Set down each of the records below exactly as it reads. No pictures go into the copy.

RECORD EXCERPTS Block Start

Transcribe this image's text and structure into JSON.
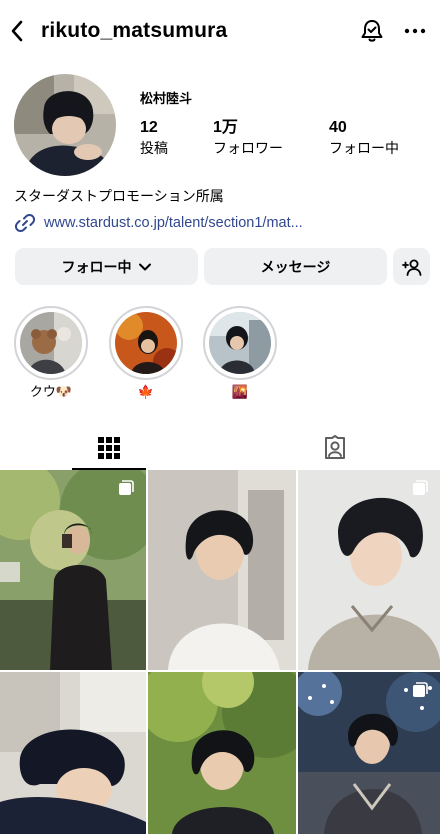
{
  "header": {
    "username": "rikuto_matsumura",
    "icons": {
      "back": "chevron-left-icon",
      "notify": "bell-check-icon",
      "more": "more-horizontal-icon"
    }
  },
  "profile": {
    "display_name": "松村陸斗",
    "stats": [
      {
        "value": "12",
        "label": "投稿"
      },
      {
        "value": "1万",
        "label": "フォロワー"
      },
      {
        "value": "40",
        "label": "フォロー中"
      }
    ],
    "bio": "スターダストプロモーション所属",
    "link": "www.stardust.co.jp/talent/section1/mat..."
  },
  "actions": {
    "follow_label": "フォロー中",
    "message_label": "メッセージ",
    "add_user_icon": "add-user-icon"
  },
  "highlights": [
    {
      "label": "クウ🐶"
    },
    {
      "label": "🍁"
    },
    {
      "label": "🌇"
    }
  ],
  "tabs": {
    "icons": [
      "grid-icon",
      "tagged-icon"
    ],
    "active": 0
  },
  "colors": {
    "link": "#32488e",
    "button_bg": "#eff0f2",
    "ring": "#d3d4d7"
  }
}
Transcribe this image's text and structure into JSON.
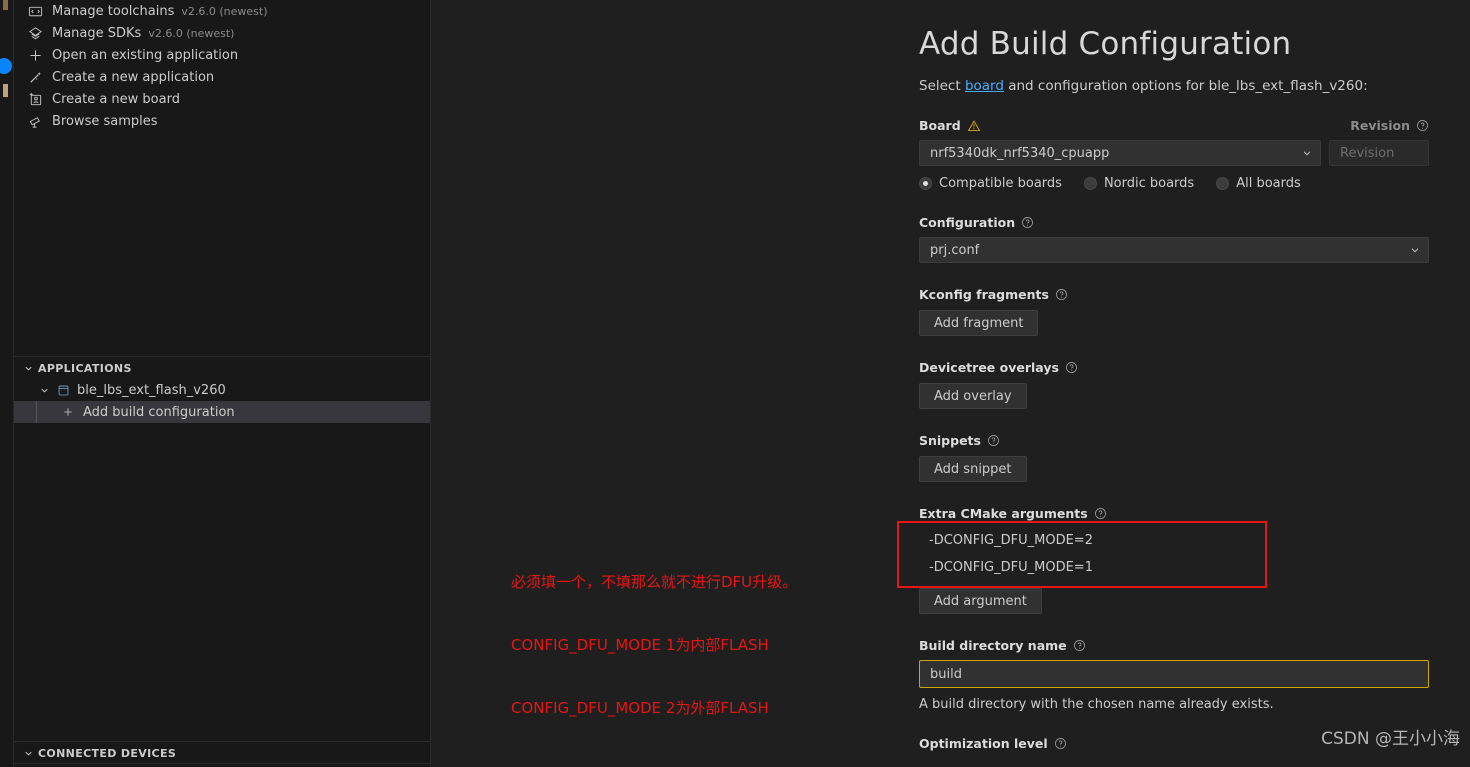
{
  "sidebar": {
    "welcome_items": [
      {
        "icon": "toolchain-icon",
        "label": "Manage toolchains",
        "version": "v2.6.0 (newest)"
      },
      {
        "icon": "sdk-icon",
        "label": "Manage SDKs",
        "version": "v2.6.0 (newest)"
      },
      {
        "icon": "plus-icon",
        "label": "Open an existing application",
        "version": ""
      },
      {
        "icon": "wand-icon",
        "label": "Create a new application",
        "version": ""
      },
      {
        "icon": "new-board-icon",
        "label": "Create a new board",
        "version": ""
      },
      {
        "icon": "telescope-icon",
        "label": "Browse samples",
        "version": ""
      }
    ],
    "applications_section": {
      "title": "APPLICATIONS",
      "app_name": "ble_lbs_ext_flash_v260",
      "add_build_label": "Add build configuration"
    },
    "connected_devices_section": {
      "title": "CONNECTED DEVICES"
    }
  },
  "main": {
    "title": "Add Build Configuration",
    "subtitle_prefix": "Select ",
    "subtitle_link": "board",
    "subtitle_suffix": " and configuration options for ble_lbs_ext_flash_v260:",
    "board": {
      "label": "Board",
      "value": "nrf5340dk_nrf5340_cpuapp",
      "revision_label": "Revision",
      "revision_placeholder": "Revision",
      "filters": [
        {
          "label": "Compatible boards",
          "selected": true
        },
        {
          "label": "Nordic boards",
          "selected": false
        },
        {
          "label": "All boards",
          "selected": false
        }
      ]
    },
    "configuration": {
      "label": "Configuration",
      "value": "prj.conf"
    },
    "kconfig_fragments": {
      "label": "Kconfig fragments",
      "button": "Add fragment"
    },
    "devicetree_overlays": {
      "label": "Devicetree overlays",
      "button": "Add overlay"
    },
    "snippets": {
      "label": "Snippets",
      "button": "Add snippet"
    },
    "extra_cmake_arguments": {
      "label": "Extra CMake arguments",
      "button": "Add argument",
      "arguments": [
        "-DCONFIG_DFU_MODE=2",
        "-DCONFIG_DFU_MODE=1"
      ]
    },
    "build_directory": {
      "label": "Build directory name",
      "value": "build",
      "help_text": "A build directory with the chosen name already exists."
    },
    "optimization_level": {
      "label": "Optimization level"
    }
  },
  "annotation": {
    "line1": "必须填一个，不填那么就不进行DFU升级。",
    "line2": "CONFIG_DFU_MODE 1为内部FLASH",
    "line3": "CONFIG_DFU_MODE 2为外部FLASH"
  },
  "watermark": {
    "text": "CSDN @王小小海"
  },
  "colors": {
    "accent_red": "#e81515",
    "link_blue": "#4daafc",
    "warning_yellow": "#cca700",
    "selection_gray": "#37373d"
  }
}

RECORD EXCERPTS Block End

YOUR RESPONSE:
Transcribe this image's text and structure into JSON.
{
  "header": {
    "username": "rikuto_matsumura",
    "icons": {
      "back": "chevron-left-icon",
      "notify": "bell-check-icon",
      "more": "more-horizontal-icon"
    }
  },
  "profile": {
    "display_name": "松村陸斗",
    "stats": [
      {
        "value": "12",
        "label": "投稿"
      },
      {
        "value": "1万",
        "label": "フォロワー"
      },
      {
        "value": "40",
        "label": "フォロー中"
      }
    ],
    "bio": "スターダストプロモーション所属",
    "link": "www.stardust.co.jp/talent/section1/mat..."
  },
  "actions": {
    "follow_label": "フォロー中",
    "message_label": "メッセージ",
    "add_user_icon": "add-user-icon"
  },
  "highlights": [
    {
      "label": "クウ🐶"
    },
    {
      "label": "🍁"
    },
    {
      "label": "🌇"
    }
  ],
  "tabs": {
    "icons": [
      "grid-icon",
      "tagged-icon"
    ],
    "active": 0
  },
  "colors": {
    "link": "#32488e",
    "button_bg": "#eff0f2",
    "ring": "#d3d4d7"
  }
}
Transcribe this image's text and structure into JSON.
{
  "sidebar": {
    "welcome_items": [
      {
        "icon": "toolchain-icon",
        "label": "Manage toolchains",
        "version": "v2.6.0 (newest)"
      },
      {
        "icon": "sdk-icon",
        "label": "Manage SDKs",
        "version": "v2.6.0 (newest)"
      },
      {
        "icon": "plus-icon",
        "label": "Open an existing application",
        "version": ""
      },
      {
        "icon": "wand-icon",
        "label": "Create a new application",
        "version": ""
      },
      {
        "icon": "new-board-icon",
        "label": "Create a new board",
        "version": ""
      },
      {
        "icon": "telescope-icon",
        "label": "Browse samples",
        "version": ""
      }
    ],
    "applications_section": {
      "title": "APPLICATIONS",
      "app_name": "ble_lbs_ext_flash_v260",
      "add_build_label": "Add build configuration"
    },
    "connected_devices_section": {
      "title": "CONNECTED DEVICES"
    }
  },
  "main": {
    "title": "Add Build Configuration",
    "subtitle_prefix": "Select ",
    "subtitle_link": "board",
    "subtitle_suffix": " and configuration options for ble_lbs_ext_flash_v260:",
    "board": {
      "label": "Board",
      "value": "nrf5340dk_nrf5340_cpuapp",
      "revision_label": "Revision",
      "revision_placeholder": "Revision",
      "filters": [
        {
          "label": "Compatible boards",
          "selected": true
        },
        {
          "label": "Nordic boards",
          "selected": false
        },
        {
          "label": "All boards",
          "selected": false
        }
      ]
    },
    "configuration": {
      "label": "Configuration",
      "value": "prj.conf"
    },
    "kconfig_fragments": {
      "label": "Kconfig fragments",
      "button": "Add fragment"
    },
    "devicetree_overlays": {
      "label": "Devicetree overlays",
      "button": "Add overlay"
    },
    "snippets": {
      "label": "Snippets",
      "button": "Add snippet"
    },
    "extra_cmake_arguments": {
      "label": "Extra CMake arguments",
      "button": "Add argument",
      "arguments": [
        "-DCONFIG_DFU_MODE=2",
        "-DCONFIG_DFU_MODE=1"
      ]
    },
    "build_directory": {
      "label": "Build directory name",
      "value": "build",
      "help_text": "A build directory with the chosen name already exists."
    },
    "optimization_level": {
      "label": "Optimization level"
    }
  },
  "annotation": {
    "line1": "必须填一个，不填那么就不进行DFU升级。",
    "line2": "CONFIG_DFU_MODE 1为内部FLASH",
    "line3": "CONFIG_DFU_MODE 2为外部FLASH"
  },
  "watermark": {
    "text": "CSDN @王小小海"
  },
  "colors": {
    "accent_red": "#e81515",
    "link_blue": "#4daafc",
    "warning_yellow": "#cca700",
    "selection_gray": "#37373d"
  }
}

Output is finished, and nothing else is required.